Background: Despite advancement in the treatment of inflammatory bowel disease (IBD), induction and maintenance of remission remain challenging to achieve in many patients and a significant proportion of patients with IBD experience mental health conditions, including anxiety, depression, and fatigue, which impair their quality of life (QoL). We aim to describe the available evidence regarding the effects of physical activity (PA) on the onset of IBD, its disease course, and important patient-reported outcome measures (PROMs), such as QoL, fatigue, and mental health. Methods: A literature search was performed using electronic databases to identify original articles that assessed the effects of PA in patients with IBD using PROMs. Results: Prospective cohort and case-control studies demonstrate inverse relationships between PA and new-onset IBD in Crohn's disease but not in ulcerative colitis; however, they have small sample sizes and caution must be taken in considering associations versus causation. Small randomized controlled trials suggest promise for PA and beneficial outcomes, such as maintenance of clinical remission and improvement in QoL, fatigue, depression, and anxiety.
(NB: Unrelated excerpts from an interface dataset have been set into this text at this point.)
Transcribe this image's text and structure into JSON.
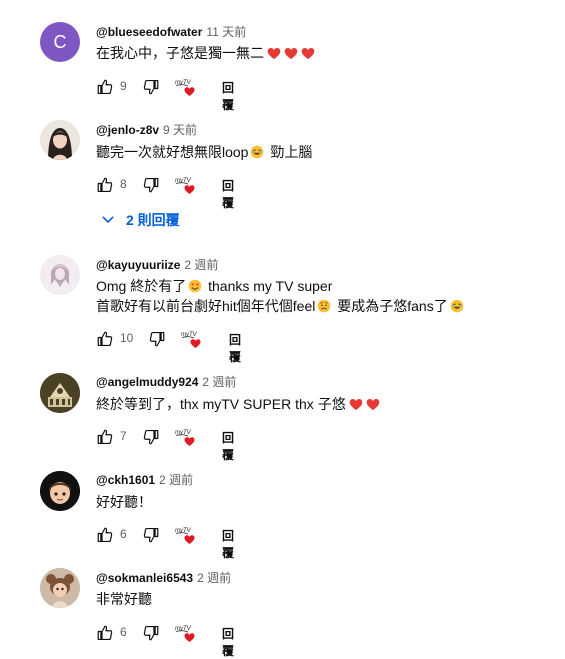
{
  "comments": [
    {
      "author": "@blueseedofwater",
      "time": "11 天前",
      "avatar_letter": "C",
      "avatar_color": "#7e57c2",
      "lines": [
        "在我心中，子悠是獨一無二"
      ],
      "likes": "9",
      "reply_label": "回覆"
    },
    {
      "author": "@jenlo-z8v",
      "time": "9 天前",
      "lines": [
        "聽完一次就好想無限loop",
        "勁上腦"
      ],
      "likes": "8",
      "reply_label": "回覆",
      "replies_toggle": "2 則回覆"
    },
    {
      "author": "@kayuyuuriize",
      "time": "2 週前",
      "lines": [
        "Omg 終於有了",
        "thanks my TV super",
        "首歌好有以前台劇好hit個年代個feel",
        "要成為子悠fans了"
      ],
      "likes": "10",
      "reply_label": "回覆"
    },
    {
      "author": "@angelmuddy924",
      "time": "2 週前",
      "lines": [
        "終於等到了，thx myTV SUPER thx 子悠"
      ],
      "likes": "7",
      "reply_label": "回覆"
    },
    {
      "author": "@ckh1601",
      "time": "2 週前",
      "lines": [
        "好好聽！"
      ],
      "likes": "6",
      "reply_label": "回覆"
    },
    {
      "author": "@sokmanlei6543",
      "time": "2 週前",
      "lines": [
        "非常好聽"
      ],
      "likes": "6",
      "reply_label": "回覆"
    }
  ],
  "icons": {
    "like": "thumb-up-icon",
    "dislike": "thumb-down-icon",
    "mytv": "mytv-heart-logo",
    "heart": "red-heart-emoji",
    "chevron": "chevron-down-icon"
  },
  "colors": {
    "accent_blue": "#065fd4",
    "heart_red": "#e53935",
    "meta_gray": "#606060"
  }
}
However, these studies were small and underpowered, and limited by outcome measurements and durations of follow-up. Conclusions: Physicians may consider discussing PA interventions with their patients on an individual basis, especially if they report impaired QoL, fatigue, depression, or anxiety, until disease-specific guidelines are available. Including PA as part of a primary prevention strategy in high-risk patients could be considered.
|Number of pages||12|
|Journal||Inflammatory Bowel Diseases|
|Publication status||Published - 1 Jul. 2022|
- inflammatory bowel disease
- patient-reported outcome
- quality of life